Requirement — Which lines of the entries below hold the word "Photo"? Report each of them.

Dataset entries —
--------------------------------

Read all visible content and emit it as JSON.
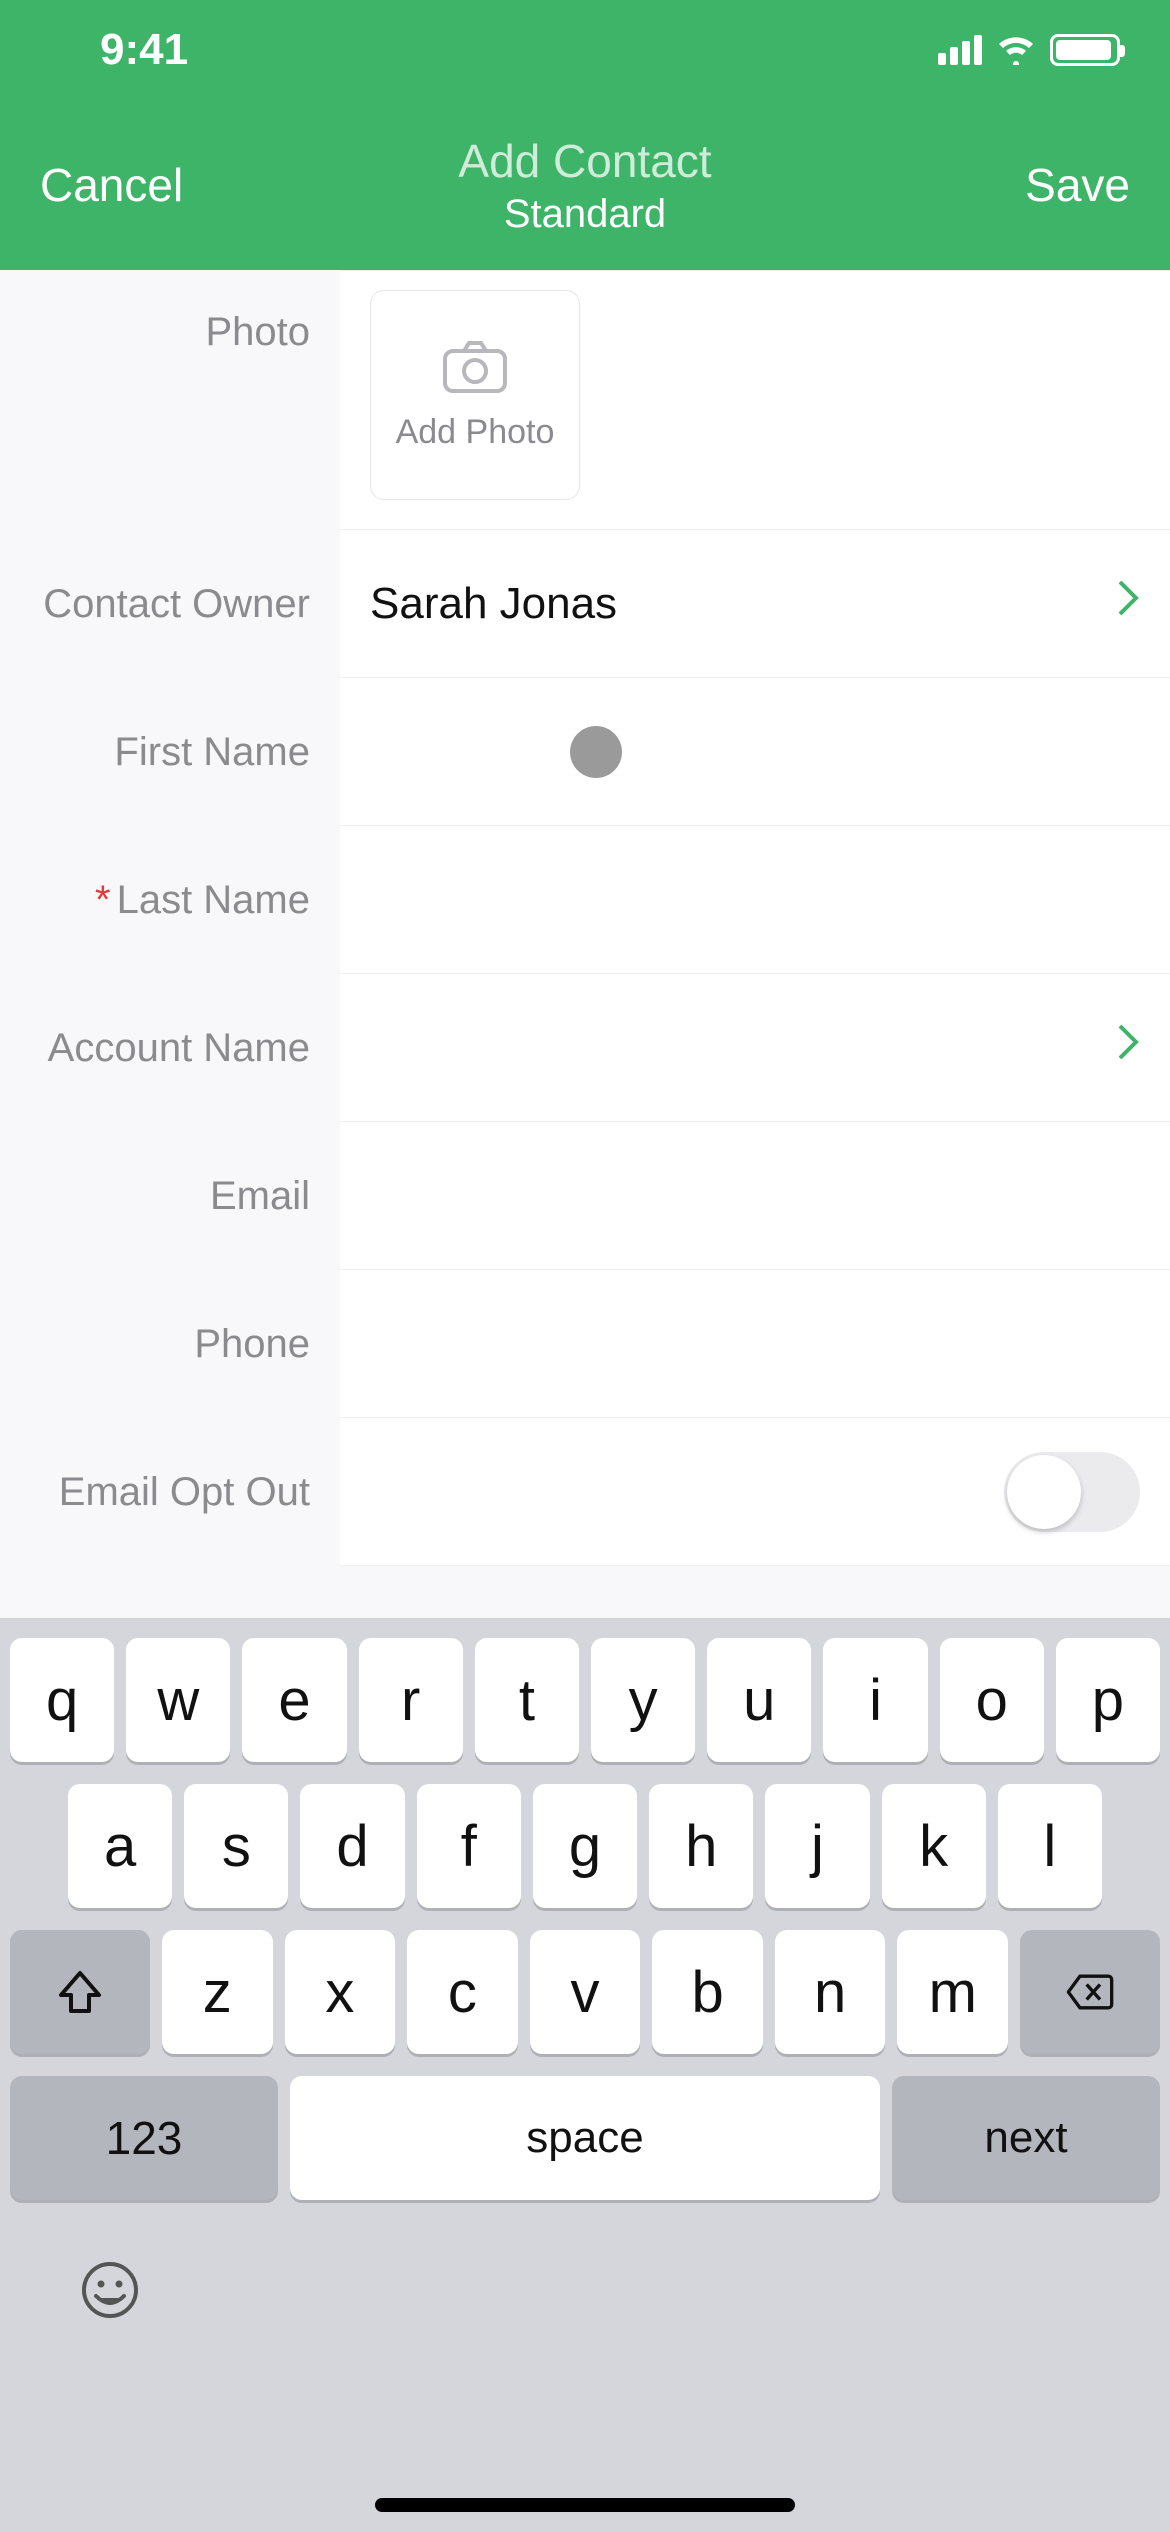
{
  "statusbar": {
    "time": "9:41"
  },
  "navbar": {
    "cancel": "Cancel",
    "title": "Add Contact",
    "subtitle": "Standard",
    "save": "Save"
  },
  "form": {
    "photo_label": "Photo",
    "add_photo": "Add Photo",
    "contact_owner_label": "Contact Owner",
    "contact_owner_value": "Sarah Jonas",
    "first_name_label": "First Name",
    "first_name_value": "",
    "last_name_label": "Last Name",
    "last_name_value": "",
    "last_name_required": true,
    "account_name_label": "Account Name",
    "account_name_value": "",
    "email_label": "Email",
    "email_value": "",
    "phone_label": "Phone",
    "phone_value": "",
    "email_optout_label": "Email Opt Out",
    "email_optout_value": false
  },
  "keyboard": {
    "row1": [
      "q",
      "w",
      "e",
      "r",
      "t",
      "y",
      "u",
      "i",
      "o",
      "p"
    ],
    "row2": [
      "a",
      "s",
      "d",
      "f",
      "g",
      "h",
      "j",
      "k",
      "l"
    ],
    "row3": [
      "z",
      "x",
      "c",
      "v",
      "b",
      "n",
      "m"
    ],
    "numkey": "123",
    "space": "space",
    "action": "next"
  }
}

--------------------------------

Response box —
    "photo_label": "Photo",
    "add_photo": "Add Photo",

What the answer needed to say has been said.